_Data extracts_
== Segment start ==
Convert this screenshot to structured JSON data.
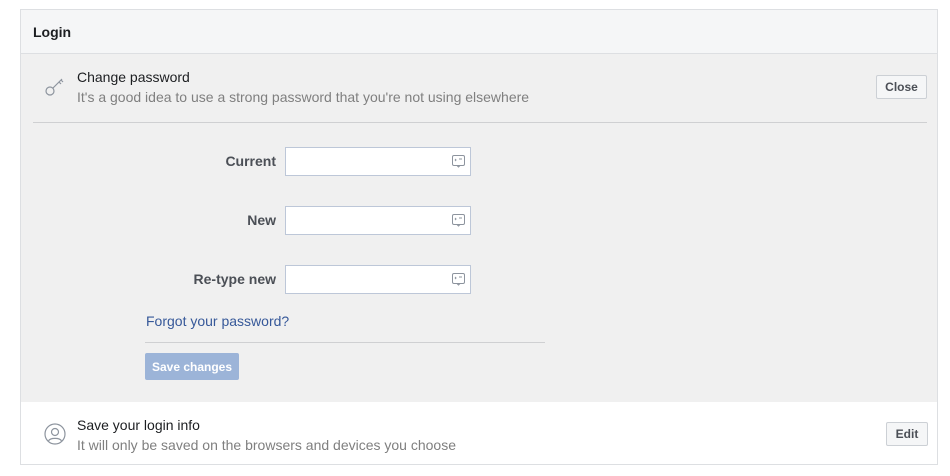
{
  "header": {
    "title": "Login"
  },
  "change_password": {
    "title": "Change password",
    "subtitle": "It's a good idea to use a strong password that you're not using elsewhere",
    "close_label": "Close",
    "icon": "key-icon",
    "fields": [
      {
        "label": "Current",
        "value": "",
        "icon": "password-manager-icon"
      },
      {
        "label": "New",
        "value": "",
        "icon": "password-manager-icon"
      },
      {
        "label": "Re-type new",
        "value": "",
        "icon": "password-manager-icon"
      }
    ],
    "forgot_link": "Forgot your password?",
    "save_label": "Save changes"
  },
  "login_info": {
    "title": "Save your login info",
    "subtitle": "It will only be saved on the browsers and devices you choose",
    "edit_label": "Edit",
    "icon": "person-icon"
  },
  "colors": {
    "link": "#365899",
    "save_button_disabled": "#9cb4d8",
    "section_bg": "#f0f0f0",
    "header_bg": "#f5f6f7"
  }
}
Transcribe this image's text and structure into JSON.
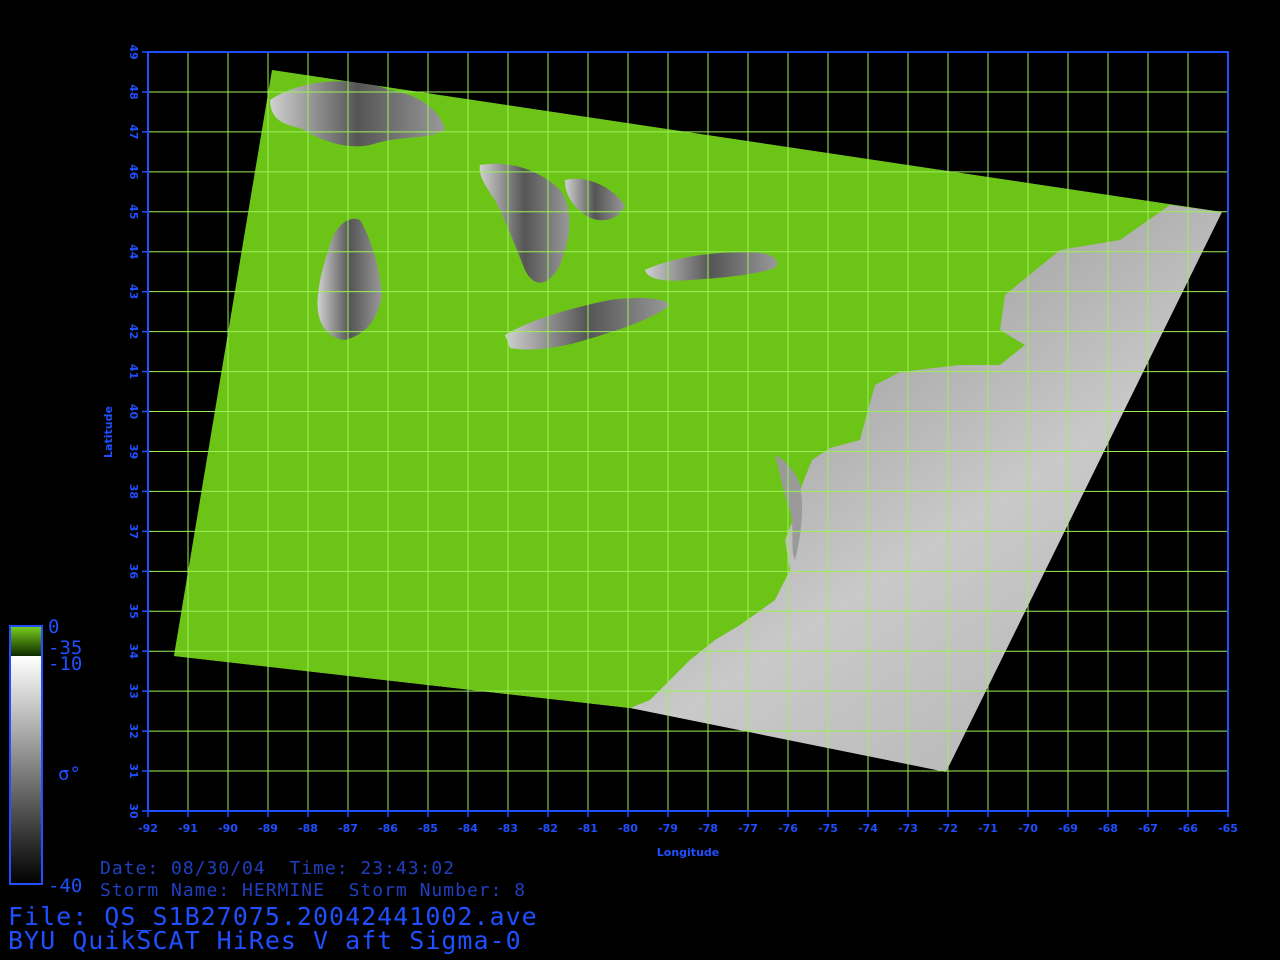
{
  "colors": {
    "background": "#000000",
    "frame": "#1f4fff",
    "grid": "#9bf05a",
    "land": "#6cc417",
    "text": "#1f4fff"
  },
  "axes": {
    "x_label": "Longitude",
    "y_label": "Latitude",
    "lon_ticks": [
      "-92",
      "-91",
      "-90",
      "-89",
      "-88",
      "-87",
      "-86",
      "-85",
      "-84",
      "-83",
      "-82",
      "-81",
      "-80",
      "-79",
      "-78",
      "-77",
      "-76",
      "-75",
      "-74",
      "-73",
      "-72",
      "-71",
      "-70",
      "-69",
      "-68",
      "-67",
      "-66",
      "-65"
    ],
    "lat_ticks": [
      "30",
      "31",
      "32",
      "33",
      "34",
      "35",
      "36",
      "37",
      "38",
      "39",
      "40",
      "41",
      "42",
      "43",
      "44",
      "45",
      "46",
      "47",
      "48",
      "49"
    ],
    "lon_range": [
      -92,
      -65
    ],
    "lat_range": [
      30,
      49
    ]
  },
  "colorbar": {
    "land_max": "0",
    "land_min": "-35",
    "ocean_max": "-10",
    "ocean_min": "-40",
    "symbol": "σ°"
  },
  "info": {
    "date_line": "Date: 08/30/04  Time: 23:43:02",
    "storm_line": "Storm Name: HERMINE  Storm Number: 8",
    "file_line": "File: QS_S1B27075.20042441002.ave",
    "product_line": "BYU QuikSCAT HiRes V aft Sigma-0"
  }
}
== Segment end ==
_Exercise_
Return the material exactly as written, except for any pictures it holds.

_Solved problem_
Convert this screenshot to structured JSON data.
{
  "header": {
    "title": "Login"
  },
  "change_password": {
    "title": "Change password",
    "subtitle": "It's a good idea to use a strong password that you're not using elsewhere",
    "close_label": "Close",
    "icon": "key-icon",
    "fields": [
      {
        "label": "Current",
        "value": "",
        "icon": "password-manager-icon"
      },
      {
        "label": "New",
        "value": "",
        "icon": "password-manager-icon"
      },
      {
        "label": "Re-type new",
        "value": "",
        "icon": "password-manager-icon"
      }
    ],
    "forgot_link": "Forgot your password?",
    "save_label": "Save changes"
  },
  "login_info": {
    "title": "Save your login info",
    "subtitle": "It will only be saved on the browsers and devices you choose",
    "edit_label": "Edit",
    "icon": "person-icon"
  },
  "colors": {
    "link": "#365899",
    "save_button_disabled": "#9cb4d8",
    "section_bg": "#f0f0f0",
    "header_bg": "#f5f6f7"
  }
}
Transcribe this image's text and structure into JSON.
{
  "colors": {
    "background": "#000000",
    "frame": "#1f4fff",
    "grid": "#9bf05a",
    "land": "#6cc417",
    "text": "#1f4fff"
  },
  "axes": {
    "x_label": "Longitude",
    "y_label": "Latitude",
    "lon_ticks": [
      "-92",
      "-91",
      "-90",
      "-89",
      "-88",
      "-87",
      "-86",
      "-85",
      "-84",
      "-83",
      "-82",
      "-81",
      "-80",
      "-79",
      "-78",
      "-77",
      "-76",
      "-75",
      "-74",
      "-73",
      "-72",
      "-71",
      "-70",
      "-69",
      "-68",
      "-67",
      "-66",
      "-65"
    ],
    "lat_ticks": [
      "30",
      "31",
      "32",
      "33",
      "34",
      "35",
      "36",
      "37",
      "38",
      "39",
      "40",
      "41",
      "42",
      "43",
      "44",
      "45",
      "46",
      "47",
      "48",
      "49"
    ],
    "lon_range": [
      -92,
      -65
    ],
    "lat_range": [
      30,
      49
    ]
  },
  "colorbar": {
    "land_max": "0",
    "land_min": "-35",
    "ocean_max": "-10",
    "ocean_min": "-40",
    "symbol": "σ°"
  },
  "info": {
    "date_line": "Date: 08/30/04  Time: 23:43:02",
    "storm_line": "Storm Name: HERMINE  Storm Number: 8",
    "file_line": "File: QS_S1B27075.20042441002.ave",
    "product_line": "BYU QuikSCAT HiRes V aft Sigma-0"
  }
}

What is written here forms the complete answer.